By Paul Ingvaldsen / Staff Writer
Sitting on a stool before a bass drum, music major Nathaniel Reed, 25, said, “All of my family are musicians. My mother directed me to start playing the clarinet when I was 7. I was pretty young and I didn’t know anything about music, so I played the instrument for a year and learned how to read music.
“The next year, I made the jump over to a brass instrument and played trumpet. After playing for a few years my mother informed me that I was going to have to have braces,” Reed said Monday, March 24. “I knew braces were going to make playing difficult, if not painful, so I actually began playing percussion instruments, drums.”
Reed said, “At that time I was still at Mokler Elementary, a K- 8 school that didn’t have a music program, so my mom enrolled me at Alondra Middle School in a special Summer school music program used to prep older middle school students for high school.”
“I played percussion for the first two weeks before I got braces, then the teacher, who knew I had some brass instrument experience, asked me to play the trombone just for one day. There were no trombone players, so I said ‘Yes.’”
“I fell in love in just one day and I have been playing ever since. That was 12 or 13 years ago and I just want to play the trombone.” Reed said.

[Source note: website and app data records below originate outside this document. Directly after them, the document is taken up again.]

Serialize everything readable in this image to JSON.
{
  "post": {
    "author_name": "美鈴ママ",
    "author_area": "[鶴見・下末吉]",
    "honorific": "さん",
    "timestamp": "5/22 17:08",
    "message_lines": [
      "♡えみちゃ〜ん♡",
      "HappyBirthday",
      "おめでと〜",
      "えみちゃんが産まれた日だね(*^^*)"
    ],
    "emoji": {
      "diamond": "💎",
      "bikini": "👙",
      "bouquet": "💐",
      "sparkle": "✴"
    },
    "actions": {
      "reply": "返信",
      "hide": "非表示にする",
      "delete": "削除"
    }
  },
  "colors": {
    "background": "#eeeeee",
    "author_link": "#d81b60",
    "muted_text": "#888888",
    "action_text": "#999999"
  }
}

Music major Francis Camarrillo, 21, said, “He’s a passionate player,” describing Reed as a performer.
Reed continued, “I still have another year or so to go, but I’d like to transfer to USC. Unfortunately, the way it works, it will probably come down to finances, rather than expertise.”
Giving advice to other music majors, Reed said, “Music majors have to spend as much time on homework as pre-med majors. Only in the last year have I really made progress. Phil Keen, a low brass instrument teacher hired by the college as an applied private instructor, has made all the difference. He’s been a great help.”